Bridging Poetry and the Subconscious With Visual Images
Terhi K. Cherry provides top tips on the creative life.
Posted April 28, 2021 | Reviewed by Matt Huston
Today’s post is by poetry facilitator and hypnotherapist Terhi K. Cherry.
As a poetry facilitator and a hypnotherapist, I support creativity tapping into the subconscious mind. We are not always fully cognizant of what we know, what we are thinking and what we are feeling. The subconscious is like a vault, containing our thoughts, feelings, beliefs, memories, the root causes of our problems and limitations, as well as solutions, our inner wisdom, and our creativity.
When not under pressure, the subconscious mind can provide novel insights, such as the sudden revelation you might get in the shower, or a resolution to a work problem as you walk away from your computer. We hold answers pertaining to our lives deep within yet may need creative ways to access these.
The subconscious mind is highly susceptible to visuals and imagery. Poetry, in particular, reaches into emotions through the language of the subconscious: imagery, symbolism, and metaphor.
Nature imagery can be especially powerful, such as in the work of late poet Mary Oliver. Her poetry was known for rich imagery of the natural world and the contemplation of what it means to be human. In the poem "Wild Geese," Oliver writes about the yearning to live a life of purpose, to be true to one’s own nature and needs; and how as humans we tend to find ourselves in the state of penance and suffering. She brings in an image of wild geese flying overhead, reminding us about belonging and endurance, how we are part of nature and enough the way we are.
How the poem came to be may well have been a revelation to Oliver. As poet and playwright Jack Grapes writes in his book Method Writing, perhaps Oliver did not consciously plan what she was going to write; perhaps the geese flying overhead captured her attention, and the lines of the poem came to her. The creative process can be unplanned and end up with a discovery. An important part of the process, as Grapes notes, is “a state of mind that allows you to risk getting lost.”
I use this idea in my poetry facilitation. I have developed a creative exercise that activates the subconscious mind using nature images. I first invite participants to start writing their own poem in response to something we have read together during a session, such as "Wild Geese."
Participants may begin with a feeling response to a line in the poem, connecting to something meaningful in their own lives. Participants keep writing for five to eight minutes, then pause. I invite participants to open a set of nature images I have provided (mountain, forest, desert, ocean, meadow) and choose one they are intuitively drawn to.

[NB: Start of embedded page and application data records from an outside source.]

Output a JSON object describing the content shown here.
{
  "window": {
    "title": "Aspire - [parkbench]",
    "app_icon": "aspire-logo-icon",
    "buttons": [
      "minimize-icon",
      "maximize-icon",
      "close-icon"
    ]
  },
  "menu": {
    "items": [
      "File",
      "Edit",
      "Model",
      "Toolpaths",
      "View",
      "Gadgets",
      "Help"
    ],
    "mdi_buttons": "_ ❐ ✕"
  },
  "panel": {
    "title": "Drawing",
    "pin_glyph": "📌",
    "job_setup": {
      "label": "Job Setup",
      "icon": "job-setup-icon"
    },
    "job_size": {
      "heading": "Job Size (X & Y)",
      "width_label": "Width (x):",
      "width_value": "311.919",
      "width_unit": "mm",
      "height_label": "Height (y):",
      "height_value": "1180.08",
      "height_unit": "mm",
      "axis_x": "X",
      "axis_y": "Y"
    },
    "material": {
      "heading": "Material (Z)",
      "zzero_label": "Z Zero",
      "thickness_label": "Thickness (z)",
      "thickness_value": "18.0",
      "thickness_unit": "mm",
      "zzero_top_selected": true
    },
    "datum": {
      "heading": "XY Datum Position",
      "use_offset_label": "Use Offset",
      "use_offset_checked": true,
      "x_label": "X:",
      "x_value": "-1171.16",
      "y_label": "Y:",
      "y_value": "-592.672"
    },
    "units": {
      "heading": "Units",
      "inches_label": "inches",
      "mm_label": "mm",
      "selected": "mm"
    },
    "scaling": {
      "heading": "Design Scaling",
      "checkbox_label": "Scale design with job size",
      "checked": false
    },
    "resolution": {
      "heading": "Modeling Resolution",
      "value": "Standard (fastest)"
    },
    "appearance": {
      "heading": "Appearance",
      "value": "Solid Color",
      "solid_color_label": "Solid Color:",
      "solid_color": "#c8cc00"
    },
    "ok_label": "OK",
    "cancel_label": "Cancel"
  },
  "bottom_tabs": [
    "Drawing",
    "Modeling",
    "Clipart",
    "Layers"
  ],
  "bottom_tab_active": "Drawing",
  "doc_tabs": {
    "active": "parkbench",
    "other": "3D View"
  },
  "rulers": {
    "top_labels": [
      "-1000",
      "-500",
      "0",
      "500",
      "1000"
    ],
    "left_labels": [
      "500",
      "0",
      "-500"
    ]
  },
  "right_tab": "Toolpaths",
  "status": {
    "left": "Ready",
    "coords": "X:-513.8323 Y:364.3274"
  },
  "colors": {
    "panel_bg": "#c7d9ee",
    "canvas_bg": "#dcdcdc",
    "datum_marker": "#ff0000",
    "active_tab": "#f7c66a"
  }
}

For a moment, participants explore the image chosen, letting it speak to them, and as soon as they feel called, return to their poem. Participants continue their poems with the insight from the image without worrying how it connects with the lines written earlier. From here the poetic exploration often takes a fascinating turn as the doors to the subconscious mind open.
The exercise works also with real nature, such as when looking out of the window or walking in the garden. In the garden, you might pay attention to the landscape, perhaps how flowers pop in yellow and pink or how stones and pebbles huddle on the ground, hiding the soil underneath. If you trust the process, what draws attention can convey messages if brought back into the poem.
Treating poem writing as a journey into the subconscious can help with self-discovery and increase a sense of self-awareness. Participants often comment on how the visual images invite them to take surprising turns, yielding new insights from a deeper place.